[Data to process]:
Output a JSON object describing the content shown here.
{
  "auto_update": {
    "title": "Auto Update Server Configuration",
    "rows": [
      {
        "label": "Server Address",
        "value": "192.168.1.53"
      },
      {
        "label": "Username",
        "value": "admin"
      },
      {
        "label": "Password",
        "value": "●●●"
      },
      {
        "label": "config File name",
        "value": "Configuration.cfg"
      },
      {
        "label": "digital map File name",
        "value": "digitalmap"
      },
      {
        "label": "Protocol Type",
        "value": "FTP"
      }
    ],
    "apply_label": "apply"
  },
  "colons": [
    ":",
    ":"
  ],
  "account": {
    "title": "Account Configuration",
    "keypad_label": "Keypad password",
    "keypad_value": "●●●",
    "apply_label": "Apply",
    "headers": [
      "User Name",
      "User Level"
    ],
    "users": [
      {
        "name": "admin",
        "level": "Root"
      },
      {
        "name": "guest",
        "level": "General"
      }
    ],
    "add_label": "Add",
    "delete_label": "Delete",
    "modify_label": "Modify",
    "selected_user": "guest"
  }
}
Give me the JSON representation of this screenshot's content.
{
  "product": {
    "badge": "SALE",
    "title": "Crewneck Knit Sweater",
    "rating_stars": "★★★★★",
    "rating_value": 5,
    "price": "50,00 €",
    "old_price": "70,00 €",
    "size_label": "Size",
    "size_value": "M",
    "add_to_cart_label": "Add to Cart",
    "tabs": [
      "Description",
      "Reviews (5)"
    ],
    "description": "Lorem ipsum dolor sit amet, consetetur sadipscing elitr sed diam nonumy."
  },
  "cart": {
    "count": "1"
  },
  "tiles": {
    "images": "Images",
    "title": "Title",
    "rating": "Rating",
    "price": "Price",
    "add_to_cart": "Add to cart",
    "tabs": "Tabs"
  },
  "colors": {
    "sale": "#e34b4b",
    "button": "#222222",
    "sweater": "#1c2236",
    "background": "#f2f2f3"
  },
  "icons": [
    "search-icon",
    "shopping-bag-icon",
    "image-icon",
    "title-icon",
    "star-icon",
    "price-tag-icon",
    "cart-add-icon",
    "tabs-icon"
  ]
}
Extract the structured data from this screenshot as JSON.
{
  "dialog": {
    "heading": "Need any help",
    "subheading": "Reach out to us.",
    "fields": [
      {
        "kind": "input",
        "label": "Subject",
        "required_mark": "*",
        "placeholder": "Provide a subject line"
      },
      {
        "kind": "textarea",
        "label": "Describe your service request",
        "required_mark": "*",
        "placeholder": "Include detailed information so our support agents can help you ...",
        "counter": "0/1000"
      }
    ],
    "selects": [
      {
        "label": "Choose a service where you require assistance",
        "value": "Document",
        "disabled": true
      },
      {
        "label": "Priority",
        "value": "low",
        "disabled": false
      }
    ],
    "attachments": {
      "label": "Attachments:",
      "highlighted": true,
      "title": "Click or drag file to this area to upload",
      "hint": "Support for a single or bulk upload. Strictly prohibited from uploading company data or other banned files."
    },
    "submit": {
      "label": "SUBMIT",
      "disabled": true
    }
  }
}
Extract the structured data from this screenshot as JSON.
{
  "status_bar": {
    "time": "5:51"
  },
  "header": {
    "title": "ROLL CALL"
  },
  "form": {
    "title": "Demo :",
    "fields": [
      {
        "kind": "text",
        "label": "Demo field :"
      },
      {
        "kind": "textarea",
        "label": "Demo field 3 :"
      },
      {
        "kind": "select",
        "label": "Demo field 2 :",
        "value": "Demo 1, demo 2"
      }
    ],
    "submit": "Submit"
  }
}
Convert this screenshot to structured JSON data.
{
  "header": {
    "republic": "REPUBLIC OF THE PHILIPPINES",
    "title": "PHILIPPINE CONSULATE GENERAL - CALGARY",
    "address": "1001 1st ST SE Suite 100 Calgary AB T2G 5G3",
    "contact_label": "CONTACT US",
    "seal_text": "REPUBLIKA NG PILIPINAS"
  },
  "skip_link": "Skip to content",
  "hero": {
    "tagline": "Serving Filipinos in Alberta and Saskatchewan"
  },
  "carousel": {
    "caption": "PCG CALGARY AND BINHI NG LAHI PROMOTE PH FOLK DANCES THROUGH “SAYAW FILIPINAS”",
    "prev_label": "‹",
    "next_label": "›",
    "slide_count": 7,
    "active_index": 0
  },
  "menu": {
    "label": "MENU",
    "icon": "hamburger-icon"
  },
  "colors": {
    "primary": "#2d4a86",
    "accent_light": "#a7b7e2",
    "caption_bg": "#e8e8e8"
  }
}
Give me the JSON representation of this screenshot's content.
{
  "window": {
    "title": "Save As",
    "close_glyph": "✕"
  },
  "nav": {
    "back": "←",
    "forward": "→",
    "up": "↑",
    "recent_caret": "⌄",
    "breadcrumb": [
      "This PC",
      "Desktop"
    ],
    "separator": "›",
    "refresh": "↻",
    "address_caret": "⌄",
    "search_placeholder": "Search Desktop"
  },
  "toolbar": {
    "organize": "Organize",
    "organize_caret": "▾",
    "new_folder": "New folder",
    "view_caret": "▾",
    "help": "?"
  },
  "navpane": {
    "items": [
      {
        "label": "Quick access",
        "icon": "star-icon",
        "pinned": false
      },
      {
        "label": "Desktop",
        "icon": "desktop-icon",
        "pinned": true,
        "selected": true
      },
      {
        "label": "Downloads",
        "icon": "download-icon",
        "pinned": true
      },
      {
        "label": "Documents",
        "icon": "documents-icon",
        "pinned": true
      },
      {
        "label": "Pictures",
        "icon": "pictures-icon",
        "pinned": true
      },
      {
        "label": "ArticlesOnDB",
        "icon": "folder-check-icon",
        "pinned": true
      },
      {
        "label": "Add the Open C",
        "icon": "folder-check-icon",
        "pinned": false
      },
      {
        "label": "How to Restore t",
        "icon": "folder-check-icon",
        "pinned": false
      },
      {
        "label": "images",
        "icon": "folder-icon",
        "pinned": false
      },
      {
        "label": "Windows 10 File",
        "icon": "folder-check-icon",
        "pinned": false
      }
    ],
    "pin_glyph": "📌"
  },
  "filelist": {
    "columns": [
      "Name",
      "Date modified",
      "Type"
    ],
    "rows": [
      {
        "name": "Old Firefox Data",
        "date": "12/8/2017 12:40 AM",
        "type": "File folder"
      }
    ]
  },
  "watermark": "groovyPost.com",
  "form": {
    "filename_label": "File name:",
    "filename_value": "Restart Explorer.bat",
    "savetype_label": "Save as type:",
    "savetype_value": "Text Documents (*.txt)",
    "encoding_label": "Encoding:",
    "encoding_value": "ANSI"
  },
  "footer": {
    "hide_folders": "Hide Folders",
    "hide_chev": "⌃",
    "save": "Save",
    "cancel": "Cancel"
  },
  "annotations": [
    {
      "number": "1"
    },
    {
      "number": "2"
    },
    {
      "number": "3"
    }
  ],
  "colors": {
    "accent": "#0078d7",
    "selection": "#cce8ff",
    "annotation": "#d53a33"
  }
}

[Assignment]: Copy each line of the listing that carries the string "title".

[Solved exercise]:
    "title": "Auto Update Server Configuration",
    "title": "Account Configuration",
    "title": "Crewneck Knit Sweater",
    "title": "Title",
    "title-icon",
      "title": "Click or drag file to this area to upload",
    "title": "ROLL CALL"
    "title": "Demo :",
    "title": "PHILIPPINE CONSULATE GENERAL - CALGARY",
    "title": "Save As",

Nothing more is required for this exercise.